Task goal: Search the entries below for "info", and copy each line where it appears.

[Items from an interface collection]

=-=-=

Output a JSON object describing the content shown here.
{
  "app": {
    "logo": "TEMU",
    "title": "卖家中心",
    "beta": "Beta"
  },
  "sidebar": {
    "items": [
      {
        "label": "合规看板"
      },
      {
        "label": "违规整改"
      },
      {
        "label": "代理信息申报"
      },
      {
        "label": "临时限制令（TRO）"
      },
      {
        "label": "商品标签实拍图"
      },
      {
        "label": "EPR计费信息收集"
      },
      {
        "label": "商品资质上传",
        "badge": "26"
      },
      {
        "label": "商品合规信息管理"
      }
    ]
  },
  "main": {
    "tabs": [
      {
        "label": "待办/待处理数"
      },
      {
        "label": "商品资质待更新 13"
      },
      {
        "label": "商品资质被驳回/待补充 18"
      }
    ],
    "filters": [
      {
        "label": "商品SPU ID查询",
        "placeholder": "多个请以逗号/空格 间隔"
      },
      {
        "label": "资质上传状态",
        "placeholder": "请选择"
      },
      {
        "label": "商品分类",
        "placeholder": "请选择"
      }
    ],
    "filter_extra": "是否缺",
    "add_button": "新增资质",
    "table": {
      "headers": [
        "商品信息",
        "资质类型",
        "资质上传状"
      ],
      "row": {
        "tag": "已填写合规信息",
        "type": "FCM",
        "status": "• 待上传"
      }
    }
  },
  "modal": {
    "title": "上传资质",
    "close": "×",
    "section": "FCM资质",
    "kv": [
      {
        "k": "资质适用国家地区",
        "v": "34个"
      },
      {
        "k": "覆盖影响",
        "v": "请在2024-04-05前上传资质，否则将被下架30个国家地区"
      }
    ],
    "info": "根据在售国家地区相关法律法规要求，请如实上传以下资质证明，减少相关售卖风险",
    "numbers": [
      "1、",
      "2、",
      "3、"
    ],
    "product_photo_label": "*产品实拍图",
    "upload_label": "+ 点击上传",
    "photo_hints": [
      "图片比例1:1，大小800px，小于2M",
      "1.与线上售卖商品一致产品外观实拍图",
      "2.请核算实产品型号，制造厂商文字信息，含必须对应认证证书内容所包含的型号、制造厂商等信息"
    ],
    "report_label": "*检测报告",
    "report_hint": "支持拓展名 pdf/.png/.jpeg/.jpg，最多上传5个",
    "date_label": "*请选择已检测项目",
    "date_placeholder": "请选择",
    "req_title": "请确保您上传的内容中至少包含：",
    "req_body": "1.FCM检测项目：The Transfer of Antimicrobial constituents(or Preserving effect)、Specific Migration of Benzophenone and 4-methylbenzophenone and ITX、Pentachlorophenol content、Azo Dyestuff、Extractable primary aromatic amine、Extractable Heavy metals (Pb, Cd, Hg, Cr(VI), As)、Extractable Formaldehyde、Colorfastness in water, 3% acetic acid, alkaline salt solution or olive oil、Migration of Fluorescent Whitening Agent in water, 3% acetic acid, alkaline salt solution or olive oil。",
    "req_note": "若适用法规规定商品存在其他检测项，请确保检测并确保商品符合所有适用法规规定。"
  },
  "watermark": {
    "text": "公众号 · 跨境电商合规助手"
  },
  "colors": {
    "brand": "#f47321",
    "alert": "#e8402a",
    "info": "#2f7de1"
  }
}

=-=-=

Answer to the problem:
    "info": "根据在售国家地区相关法律法规要求，请如实上传以下资质证明，减少相关售卖风险",
    "info": "#2f7de1"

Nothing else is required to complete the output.